Lau Reports on Nation in Transition
With the reunion of Hong Kong and Mainland China just nine months away, The Salvation Army is poised to strengthen its mission and ministry to countless thousands of Chinese living in a nation in transition.
The Army is now providing medical, educational and social welfare assistance in Mainland China through 25 projects in nine provinces, mainly in rural, poverty stricken areas. All are joint ventures with local governments and communities, initiated at the request of the government. All bear the witness of the familiar Army shield on the premises.
“The Chinese government welcomes The Salvation Army due to its charitable work,” says Lt. Colonel James Lau, Hong Kong officer commanding, who provided New Frontier with an exclusive interview. “They know us well, and know we are a Christian organization.” He notes they openly wear Salvation Army uniforms while visiting. Although the Army isn’t able to do public evangelism along with its social work, personal evangelism is a natural byproduct.
Lau, accompanied by Alfred H.M. Tsang of the Army’s China Development Department, visited the U.S. recently to meet with the Salvation Army World Service Office (SAWSO) representatives at National Headquarters in Alexandria, VA, to discuss funding and training for personnel for Army projects in China.
They also met with Chinese officers appointed from Hong Kong to New York City’s Chinatown.
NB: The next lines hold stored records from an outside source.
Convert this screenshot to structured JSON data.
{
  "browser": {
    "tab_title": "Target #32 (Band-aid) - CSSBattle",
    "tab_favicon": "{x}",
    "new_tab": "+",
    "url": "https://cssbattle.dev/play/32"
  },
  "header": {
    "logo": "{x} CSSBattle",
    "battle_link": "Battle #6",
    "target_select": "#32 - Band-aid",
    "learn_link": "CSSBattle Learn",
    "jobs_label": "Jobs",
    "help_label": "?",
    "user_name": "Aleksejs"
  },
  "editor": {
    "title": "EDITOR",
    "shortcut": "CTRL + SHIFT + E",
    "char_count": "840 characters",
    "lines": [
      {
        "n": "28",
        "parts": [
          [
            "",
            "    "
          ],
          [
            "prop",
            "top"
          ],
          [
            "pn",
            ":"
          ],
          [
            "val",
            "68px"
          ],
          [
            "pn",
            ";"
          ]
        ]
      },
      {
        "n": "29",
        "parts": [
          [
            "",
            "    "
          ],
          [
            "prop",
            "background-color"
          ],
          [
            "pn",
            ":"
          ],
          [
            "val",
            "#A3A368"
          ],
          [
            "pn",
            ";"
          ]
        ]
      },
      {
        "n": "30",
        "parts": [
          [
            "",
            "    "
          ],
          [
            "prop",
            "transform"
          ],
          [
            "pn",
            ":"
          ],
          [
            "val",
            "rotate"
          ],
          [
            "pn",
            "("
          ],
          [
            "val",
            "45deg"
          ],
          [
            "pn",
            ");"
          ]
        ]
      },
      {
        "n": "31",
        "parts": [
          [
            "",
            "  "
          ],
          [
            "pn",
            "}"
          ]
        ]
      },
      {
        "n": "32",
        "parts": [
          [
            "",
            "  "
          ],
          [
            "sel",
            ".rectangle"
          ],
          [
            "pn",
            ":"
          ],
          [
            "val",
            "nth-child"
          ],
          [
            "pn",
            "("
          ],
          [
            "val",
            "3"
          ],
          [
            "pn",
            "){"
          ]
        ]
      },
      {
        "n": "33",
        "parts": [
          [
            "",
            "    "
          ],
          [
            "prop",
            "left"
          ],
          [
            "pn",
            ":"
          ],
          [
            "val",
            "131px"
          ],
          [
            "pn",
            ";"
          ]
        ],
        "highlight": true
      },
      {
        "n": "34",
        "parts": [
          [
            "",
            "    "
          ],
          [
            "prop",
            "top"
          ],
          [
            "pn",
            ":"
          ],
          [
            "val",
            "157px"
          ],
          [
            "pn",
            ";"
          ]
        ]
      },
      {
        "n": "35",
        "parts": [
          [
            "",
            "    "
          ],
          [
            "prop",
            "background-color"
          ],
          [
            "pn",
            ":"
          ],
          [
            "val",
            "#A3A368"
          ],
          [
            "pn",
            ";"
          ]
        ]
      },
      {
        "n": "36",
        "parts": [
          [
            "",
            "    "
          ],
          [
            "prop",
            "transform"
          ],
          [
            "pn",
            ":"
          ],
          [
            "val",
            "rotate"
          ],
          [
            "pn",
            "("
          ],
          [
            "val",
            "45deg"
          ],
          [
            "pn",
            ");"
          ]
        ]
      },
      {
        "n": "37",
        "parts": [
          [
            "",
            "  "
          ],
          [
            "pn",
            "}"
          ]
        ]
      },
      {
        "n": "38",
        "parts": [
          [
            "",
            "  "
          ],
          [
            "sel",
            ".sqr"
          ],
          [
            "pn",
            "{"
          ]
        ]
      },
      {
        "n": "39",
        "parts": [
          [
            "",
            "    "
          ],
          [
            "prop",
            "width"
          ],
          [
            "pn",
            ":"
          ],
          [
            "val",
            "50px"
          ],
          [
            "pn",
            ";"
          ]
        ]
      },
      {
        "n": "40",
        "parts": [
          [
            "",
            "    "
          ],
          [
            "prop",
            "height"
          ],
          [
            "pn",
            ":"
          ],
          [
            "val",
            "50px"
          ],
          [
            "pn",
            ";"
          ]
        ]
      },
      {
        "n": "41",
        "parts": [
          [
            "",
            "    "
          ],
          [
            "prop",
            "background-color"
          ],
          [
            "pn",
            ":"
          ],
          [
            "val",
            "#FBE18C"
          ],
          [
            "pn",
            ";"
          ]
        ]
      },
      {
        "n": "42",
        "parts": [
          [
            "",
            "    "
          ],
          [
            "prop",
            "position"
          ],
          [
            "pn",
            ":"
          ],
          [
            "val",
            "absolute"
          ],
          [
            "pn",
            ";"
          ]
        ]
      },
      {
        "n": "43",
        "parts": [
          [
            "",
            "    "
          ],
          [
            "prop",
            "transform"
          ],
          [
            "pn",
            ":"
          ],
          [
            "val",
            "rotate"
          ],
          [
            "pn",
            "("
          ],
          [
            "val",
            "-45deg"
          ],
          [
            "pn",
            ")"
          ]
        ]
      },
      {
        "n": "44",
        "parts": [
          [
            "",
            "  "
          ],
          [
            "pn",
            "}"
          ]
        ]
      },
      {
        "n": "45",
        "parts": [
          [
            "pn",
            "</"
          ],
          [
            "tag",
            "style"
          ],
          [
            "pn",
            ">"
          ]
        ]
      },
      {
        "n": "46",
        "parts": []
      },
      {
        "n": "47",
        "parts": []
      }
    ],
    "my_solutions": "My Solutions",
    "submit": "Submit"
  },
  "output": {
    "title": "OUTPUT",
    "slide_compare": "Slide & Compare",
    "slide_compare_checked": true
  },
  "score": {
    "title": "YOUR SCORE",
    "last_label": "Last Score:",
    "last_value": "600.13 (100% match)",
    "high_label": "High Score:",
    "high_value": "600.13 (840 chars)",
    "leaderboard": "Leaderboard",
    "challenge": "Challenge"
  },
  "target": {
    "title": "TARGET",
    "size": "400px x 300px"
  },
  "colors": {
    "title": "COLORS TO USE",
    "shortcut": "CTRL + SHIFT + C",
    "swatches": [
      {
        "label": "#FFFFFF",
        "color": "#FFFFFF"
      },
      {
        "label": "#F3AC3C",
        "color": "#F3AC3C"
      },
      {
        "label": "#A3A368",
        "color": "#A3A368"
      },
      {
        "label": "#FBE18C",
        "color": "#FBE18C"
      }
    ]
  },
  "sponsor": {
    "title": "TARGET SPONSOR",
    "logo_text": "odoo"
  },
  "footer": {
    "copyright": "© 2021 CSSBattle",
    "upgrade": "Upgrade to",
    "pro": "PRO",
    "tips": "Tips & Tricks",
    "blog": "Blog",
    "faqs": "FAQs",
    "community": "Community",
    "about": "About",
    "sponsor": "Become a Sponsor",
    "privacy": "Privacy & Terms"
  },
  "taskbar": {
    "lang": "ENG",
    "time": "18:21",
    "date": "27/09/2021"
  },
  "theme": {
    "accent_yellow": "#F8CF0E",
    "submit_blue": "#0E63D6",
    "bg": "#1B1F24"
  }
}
While in the West, they participated in anniversary celebrations at the San Francisco Chinatown Corps, where Colonel Dennis Phillips dedicated Lt. Colonel Check Yee for service in China.
Hand picked by General Paul A. Rader, Yee leaves for China November 4 to establish the first official Salvation Army office in China in more than four decades. His responsibilities will include building a closer relationship with the government, and generating funding for Army projects. A native of China, his command of Cantonese, Mandarin and English will be a boon, Lau notes, enabling him to train workers as well.
“I left China nearly 50 years ago,” says Yee. “My heart has never stopped thinking of her well being for a moment, especially when I was enjoying freedom and material abundance in America. Now that I’m retired, it’s time to return to my homeland to be involved. I’m amazed to witness God’s timing at this new turning point for the Salvation Army’s service in China.”
The Army is in the process of registering with the Chinese government as a development organization. Tsang, who is the director for China Projects, has headed the department since it opened four years ago. A “faith” work at its inception, with no designated funding, it has miraculously generated more than $3.7 million dollars in projects ranging from women’s literacy programs to rebuilding schools and hospitals. In just the past few months, 120 tons of rice, 2,200 quilts, and 4,000 cotton overcoats have been distributed to flood disaster victims. Since 1994, 27 primary and two secondary schools have been rebuilt. More than 600 biogas systems have been built in villages to provide energy. Tsang expresses a vital need for additional officers and project managers to oversee the growing work.
He also states many government officials have a keen awareness of the Army’s history, and can even speak of Ballington Booth. They also have a high regard for the Army’s desire to help local communities. One Oxford-educated official, says Tsang, “told me in impeccable English that if China can register businesses that take money out of the country, why not register The Salvation Army, that brings money in?”
And what about July 1, 1997, when the transition takes place? Lau doesn’t anticipate changes in Hong Kong regarding The Salvation Army. “The Army sees more positive than negative aspects. We see it as an opportunity. That’s why we’ve been working so hard the past few years.”
He adds, “I pray God will open China’s eyes to accept a more peaceful and modern way of life. We are praying for their leadership.”